At one point in the months leading up to Varo’s escape, a collection of Surrealists were staying in secret at an abandoned villa, Villa Air-Bel; Péret had also managed to make it to Marseille, and the two of them stayed close-by the Villa, joining its inhabitants by day. They focused on surrealist games in every break from their struggle to raise food-money, and at one point, Varo discovered that a Republican refugee friend of theirs had a toreador outfit with him, and she and Jacque Hérold and Péret each took turns trying it on and posing in a photo shop along the dock. That is the second moment that I believe she carried with her to her easel each time.

Remedios Varo kept this photo with her all her life

“It was such games, played with a vengeance during the many months in Marseilles, that kept them going. As Breton remarked, ‘So great is this power of defiance, of scorn and also of hope...that the actors in this scene had perhaps never found themselves so childlike, never sang, played or laughed so whole-heartedly.’” (Kaplan, 79)

As they were waiting to give their money (an eventual gift from Peggy Guggenheim) to an intermediary who would pass it on to a black-market operator who would then take them by fishing boat to Casablanca, where they had already secured passage on a Portuguese liner, Varo and Péret stumbled into a young man who offered them a seemingly more secure journey.
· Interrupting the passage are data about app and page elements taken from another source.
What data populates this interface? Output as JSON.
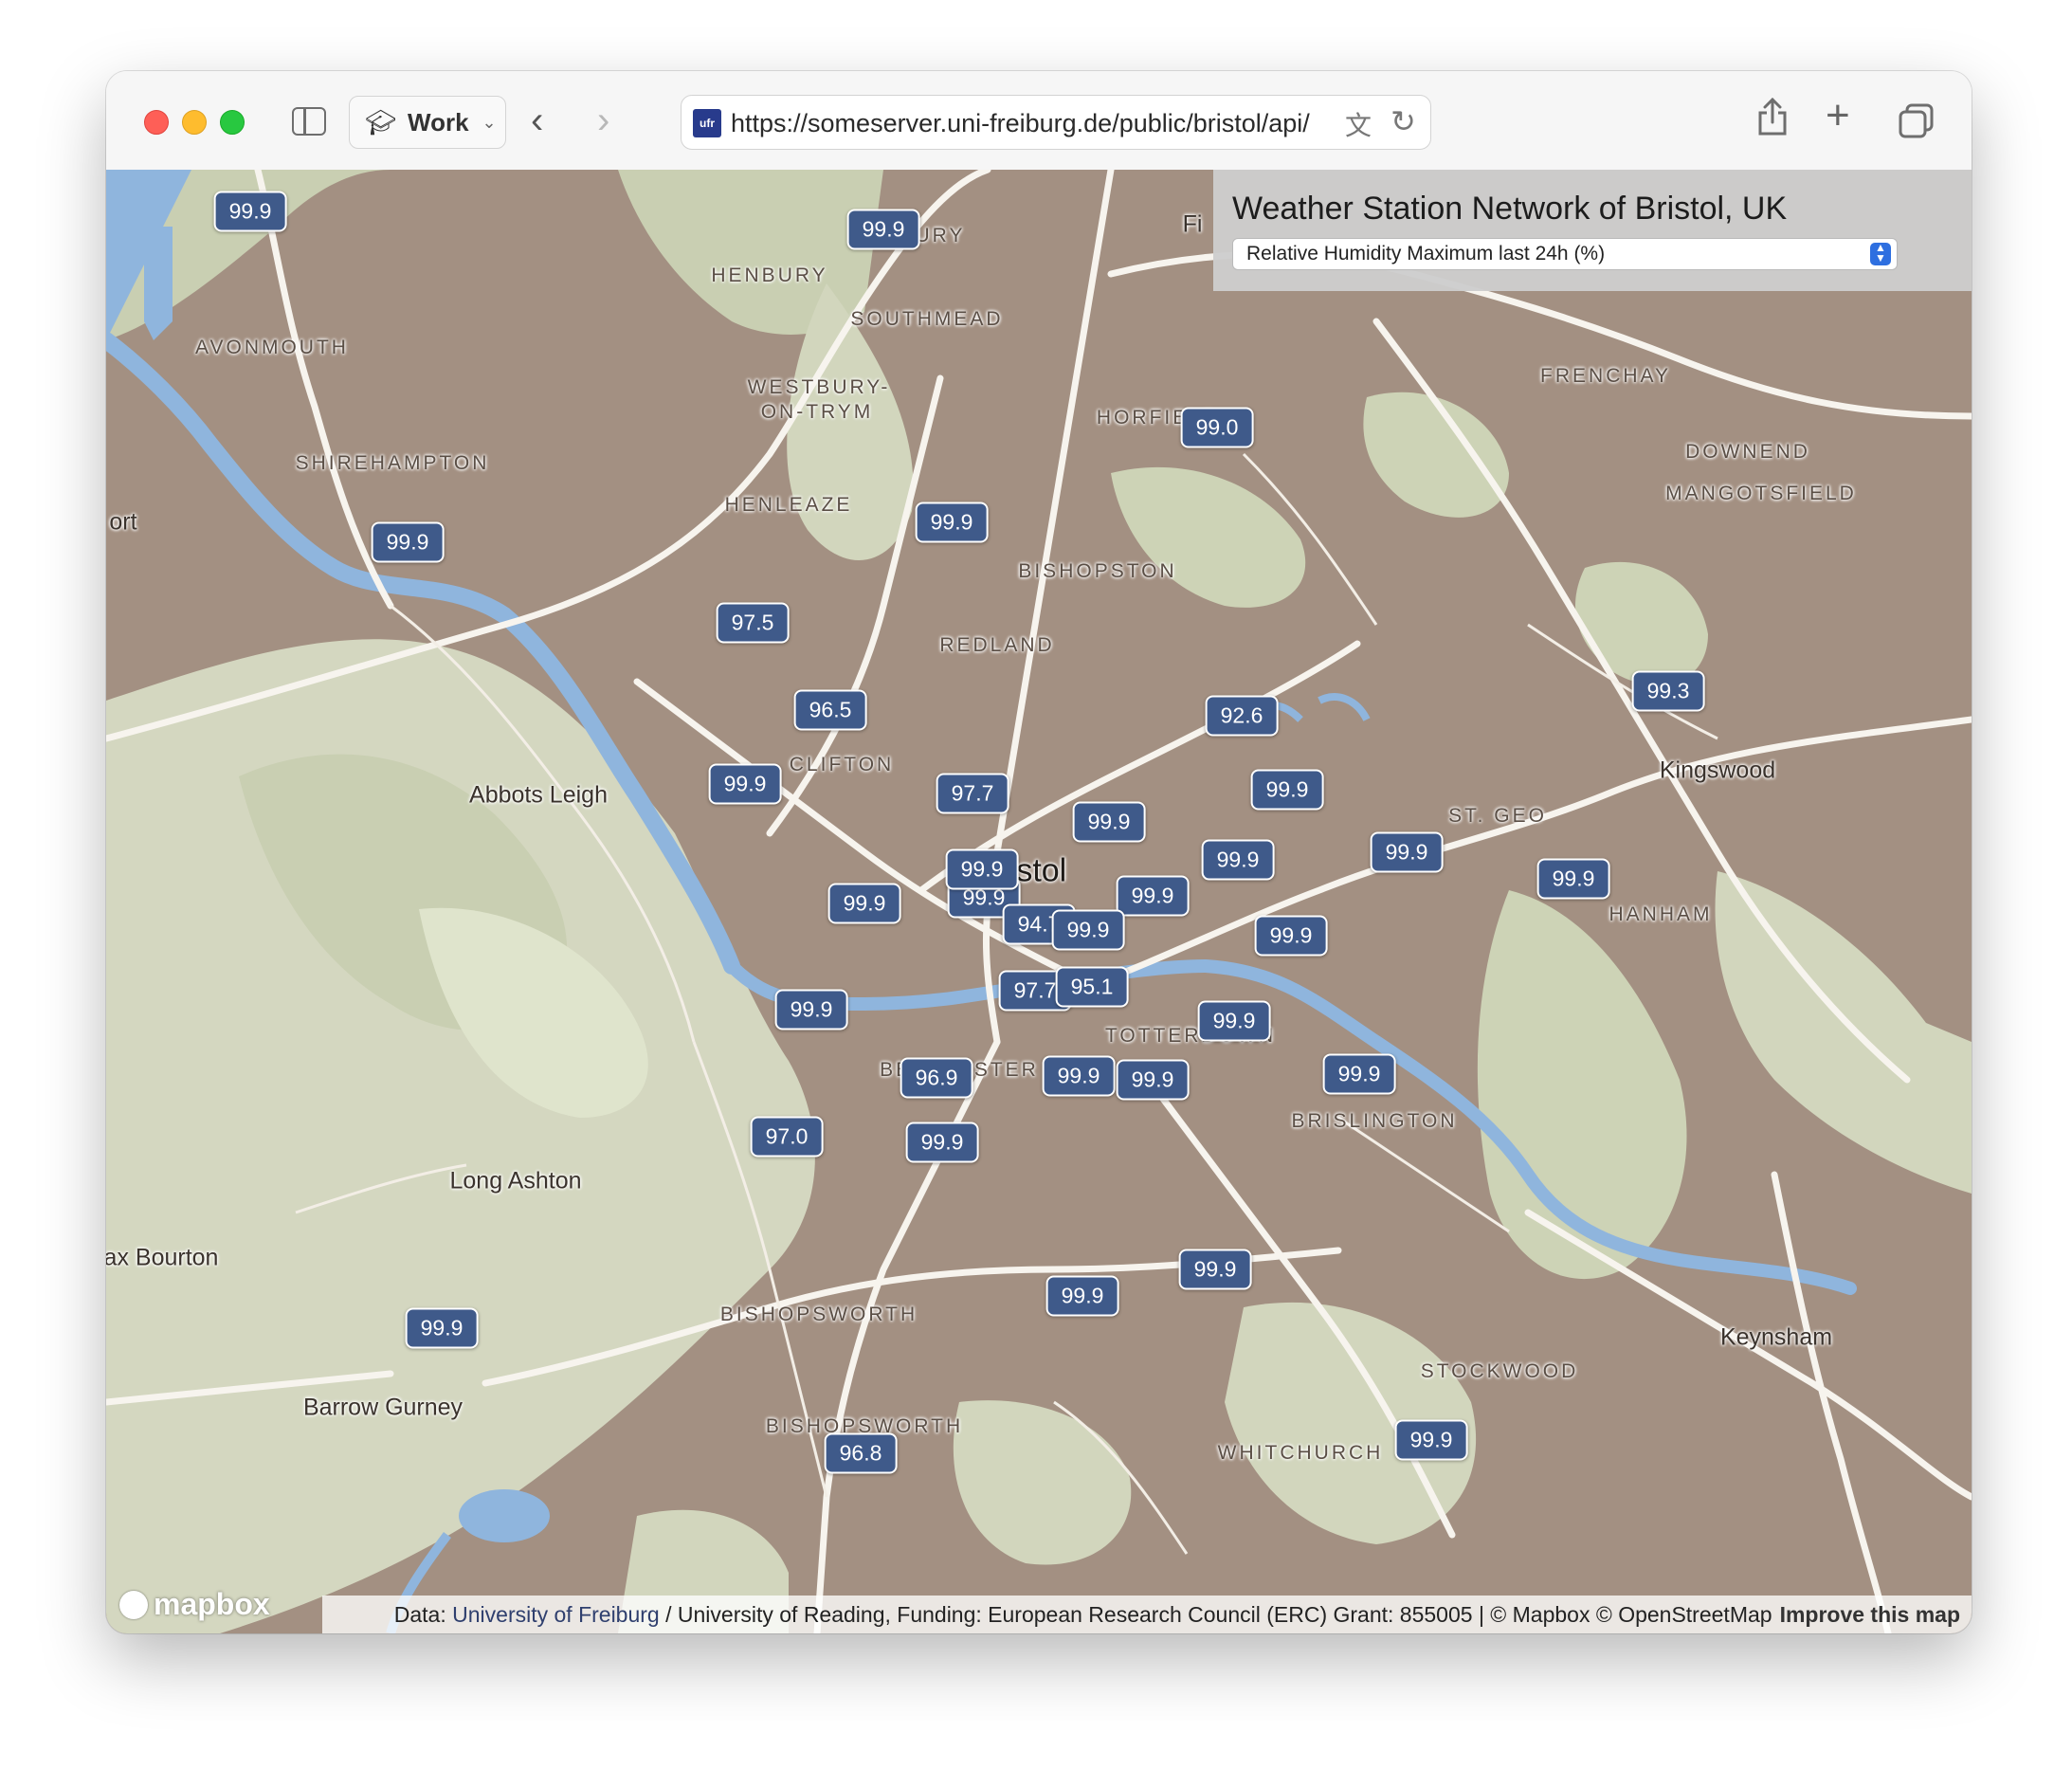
{
  "browser": {
    "profile_label": "Work",
    "url": "https://someserver.uni-freiburg.de/public/bristol/api/",
    "favicon_text": "ufr"
  },
  "panel": {
    "title": "Weather Station Network of Bristol, UK",
    "selected_variable": "Relative Humidity Maximum last 24h (%)"
  },
  "places": {
    "henbury": "HENBURY",
    "southmead": "SOUTHMEAD",
    "avonmouth": "AVONMOUTH",
    "westbury1": "WESTBURY-",
    "westbury2": "ON-TRYM",
    "horfield": "HORFIELD",
    "frenchay": "FRENCHAY",
    "shirehampton": "SHIREHAMPTON",
    "downend": "DOWNEND",
    "mangotsfield": "MANGOTSFIELD",
    "henleaze": "HENLEAZE",
    "bishopston": "BISHOPSTON",
    "redland": "REDLAND",
    "clifton": "CLIFTON",
    "kingswood": "Kingswood",
    "abbots_leigh": "Abbots Leigh",
    "st_george": "ST. GEO",
    "bristol": "Bristol",
    "hanham": "HANHAM",
    "totterdown": "TOTTERDOWN",
    "bedminster": "BEDMINSTER",
    "brislington": "BRISLINGTON",
    "long_ashton": "Long Ashton",
    "flax_bourton": "ax Bourton",
    "bishopsworth": "BISHOPSWORTH",
    "bishopsworth2": "BISHOPSWORTH",
    "keynsham": "Keynsham",
    "stockwood": "STOCKWOOD",
    "barrow_gurney": "Barrow Gurney",
    "whitchurch": "WHITCHURCH",
    "port": "ort",
    "filton": "Fi",
    "bury": "URY"
  },
  "stations": [
    {
      "value": "99.9"
    },
    {
      "value": "99.9"
    },
    {
      "value": "99.0"
    },
    {
      "value": "99.9"
    },
    {
      "value": "99.9"
    },
    {
      "value": "97.5"
    },
    {
      "value": "96.5"
    },
    {
      "value": "92.6"
    },
    {
      "value": "99.3"
    },
    {
      "value": "99.9"
    },
    {
      "value": "97.7"
    },
    {
      "value": "99.9"
    },
    {
      "value": "99.9"
    },
    {
      "value": "99.9"
    },
    {
      "value": "99.9"
    },
    {
      "value": "99.9"
    },
    {
      "value": "99.9"
    },
    {
      "value": "99.9"
    },
    {
      "value": "99.9"
    },
    {
      "value": "99.9"
    },
    {
      "value": "94.7"
    },
    {
      "value": "99.9"
    },
    {
      "value": "99.9"
    },
    {
      "value": "97.7"
    },
    {
      "value": "95.1"
    },
    {
      "value": "99.9"
    },
    {
      "value": "99.9"
    },
    {
      "value": "96.9"
    },
    {
      "value": "99.9"
    },
    {
      "value": "99.9"
    },
    {
      "value": "97.0"
    },
    {
      "value": "99.9"
    },
    {
      "value": "99.9"
    },
    {
      "value": "99.9"
    },
    {
      "value": "99.9"
    },
    {
      "value": "99.9"
    },
    {
      "value": "96.8"
    }
  ],
  "attribution": {
    "data_prefix": "Data:",
    "university_freiburg": "University of Freiburg",
    "rest": "/ University of Reading, Funding: European Research Council (ERC) Grant: 855005 | © Mapbox © OpenStreetMap",
    "improve": "Improve this map",
    "mapbox_logo": "mapbox"
  },
  "colors": {
    "marker_bg": "#3f5a8a",
    "urban": "#a39082",
    "green": "#d2d6bd",
    "water": "#8fb5dd"
  },
  "icons": {
    "sidebar": "sidebar-icon",
    "profile": "graduation-cap-icon",
    "back": "chevron-left-icon",
    "forward": "chevron-right-icon",
    "translate": "translate-icon",
    "reload": "reload-icon",
    "share": "share-icon",
    "new_tab": "plus-icon",
    "tabs": "tab-overview-icon"
  }
}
They gave him their money, and he disappeared. But this story Varo would talk about, for its bizarre twist of luck:

“Although he left them stranded, running off with their precious cash, the thief may have saved their lives. For, as the newspapers soon would report, the black-market operator to whom the money was to have been delivered turned out to be a psychopathic killer who had murdered the previous refugees he had offered to help-- a charge verified by the mute testimony of twelve bodies found buried in his backyard.” (Kaplan, 72)

Varo never spoke of her interment, as far as I have been able to find. She did not seem to focus on the fear and bizarre violence that we do see reflected in other surrealist works of this time. She did not go on to march and protest against fascists and publish articles expressing her--justified--rage. Instead, she went on, with that contrasting flowering almond and the sense of play in the face of terror, and she picked at the cracks, there in the seemingly solid foundations of our often terrifying world, and widened them into a series of mysterious and beautiful jewels of paintings, in which she catches characters suddenly waking from their zombie-subroutine-led existence and making the choice to look in a different direction, at something (somewhere) else:
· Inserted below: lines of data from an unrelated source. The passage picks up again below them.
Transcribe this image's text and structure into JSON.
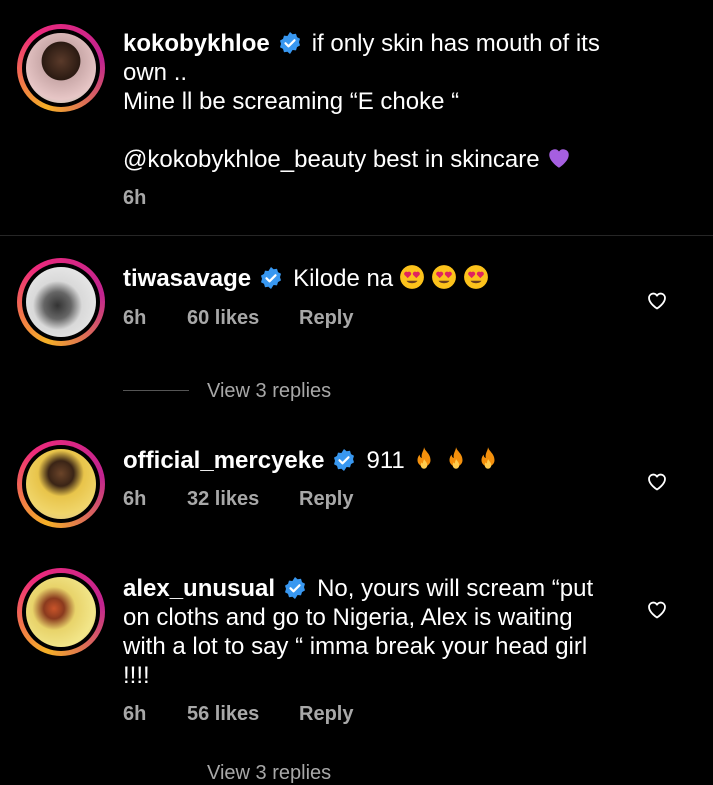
{
  "caption": {
    "username": "kokobykhloe",
    "text_line1": "if only skin has mouth of its",
    "text_line2": "own ..",
    "text_line3": "Mine ll be  screaming “E choke “",
    "mention": "@kokobykhloe_beauty",
    "text_line4_rest": " best in skincare",
    "emoji": "purple-heart",
    "time": "6h"
  },
  "comments": [
    {
      "username": "tiwasavage",
      "text": "Kilode na",
      "emojis": [
        "heart-eyes",
        "heart-eyes",
        "heart-eyes"
      ],
      "time": "6h",
      "likes": "60 likes",
      "reply": "Reply",
      "view_replies": "View 3 replies"
    },
    {
      "username": "official_mercyeke",
      "text": "911",
      "emojis": [
        "fire",
        "fire",
        "fire"
      ],
      "time": "6h",
      "likes": "32 likes",
      "reply": "Reply"
    },
    {
      "username": "alex_unusual",
      "text_line1": "No, yours will scream “put",
      "text_line2": "on cloths and go to Nigeria, Alex is waiting",
      "text_line3": "with a lot to say “ imma break your head girl",
      "text_line4": "!!!!",
      "time": "6h",
      "likes": "56 likes",
      "reply": "Reply",
      "view_replies_partial": "View 3 replies"
    }
  ],
  "colors": {
    "background": "#000000",
    "secondary_text": "#a8a8a8",
    "verified": "#3897f0"
  }
}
Note the girl whose eyes are not following those of the others.... (Painting by Remedios Varo)

Rupture, by Remedios Varo

The Call, by Remedios Varo
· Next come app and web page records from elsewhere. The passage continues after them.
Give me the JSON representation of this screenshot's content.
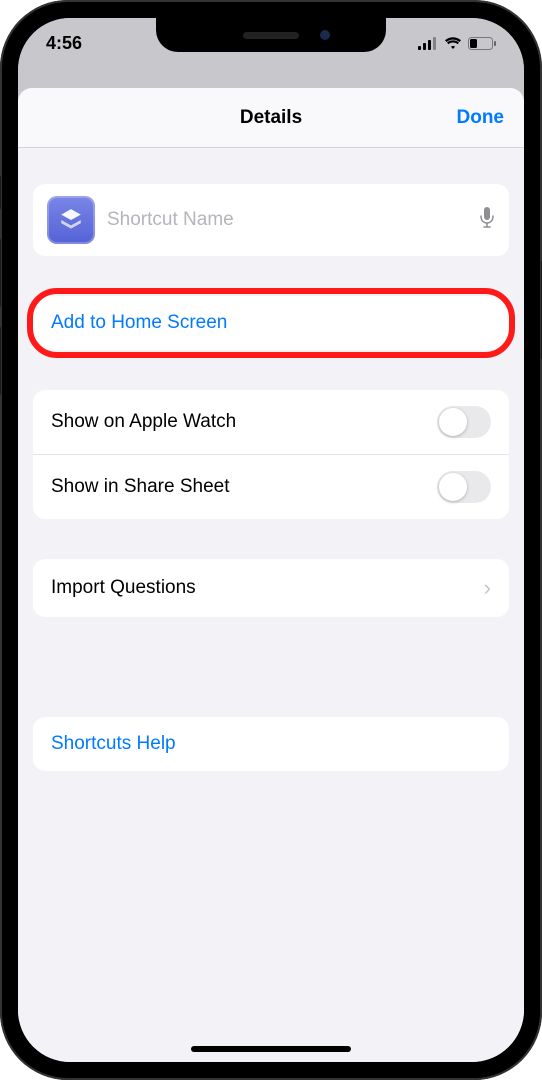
{
  "status": {
    "time": "4:56"
  },
  "sheet": {
    "title": "Details",
    "done": "Done"
  },
  "name_field": {
    "placeholder": "Shortcut Name",
    "value": ""
  },
  "rows": {
    "add_home": "Add to Home Screen",
    "apple_watch": "Show on Apple Watch",
    "share_sheet": "Show in Share Sheet",
    "import_questions": "Import Questions",
    "shortcuts_help": "Shortcuts Help"
  },
  "toggles": {
    "apple_watch_on": false,
    "share_sheet_on": false
  }
}
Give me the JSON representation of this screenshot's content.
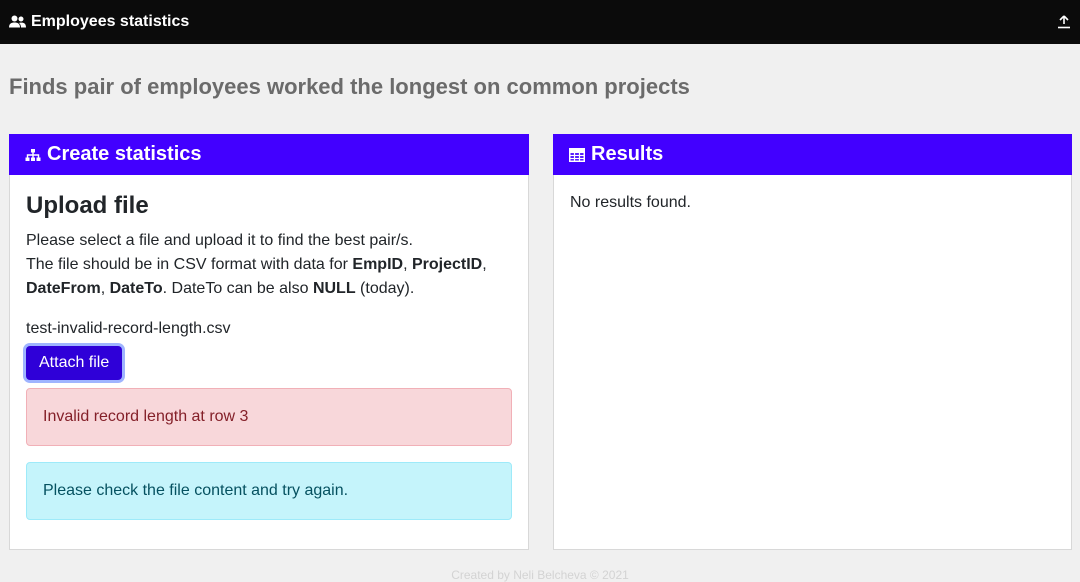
{
  "app": {
    "title": "Employees statistics"
  },
  "page": {
    "heading": "Finds pair of employees worked the longest on common projects"
  },
  "create_card": {
    "title": "Create statistics",
    "upload_title": "Upload file",
    "desc_line1": "Please select a file and upload it to find the best pair/s.",
    "desc_prefix": "The file should be in CSV format with data for ",
    "field_empid": "EmpID",
    "sep1": ", ",
    "field_projectid": "ProjectID",
    "sep2": ",",
    "field_datefrom": "DateFrom",
    "sep3": ", ",
    "field_dateto": "DateTo",
    "desc_mid": ". DateTo can be also ",
    "null_text": "NULL",
    "desc_suffix": " (today).",
    "filename": "test-invalid-record-length.csv",
    "attach_label": "Attach file",
    "error_message": "Invalid record length at row 3",
    "info_message": "Please check the file content and try again."
  },
  "results_card": {
    "title": "Results",
    "empty_text": "No results found."
  },
  "footer": {
    "text": "Created by Neli Belcheva © 2021"
  },
  "colors": {
    "accent": "#4200ff",
    "button": "#2f00d8",
    "danger_bg": "#f8d7da",
    "info_bg": "#c5f4fb",
    "topbar": "#0b0b0b"
  },
  "icons": {
    "brand": "users-icon",
    "upload": "upload-icon",
    "create": "sitemap-icon",
    "results": "table-icon"
  }
}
She created life in those cracks, and even now, here, where Hitler’s terror can’t reach me, Varo’s magic does. I study her art and it changes my life, all these years after her death.

Embroidering the Earth’s Mantel, by Remedios Varo: Note that the woman closest to us on the left is pushing a secret through that little crack where her embroidery comes out....
Detail from Embroidering the Earth's Mantel, by Remedios Varo: The lovers escaping through the crack

Detail of Embroidering the Earth's Mantel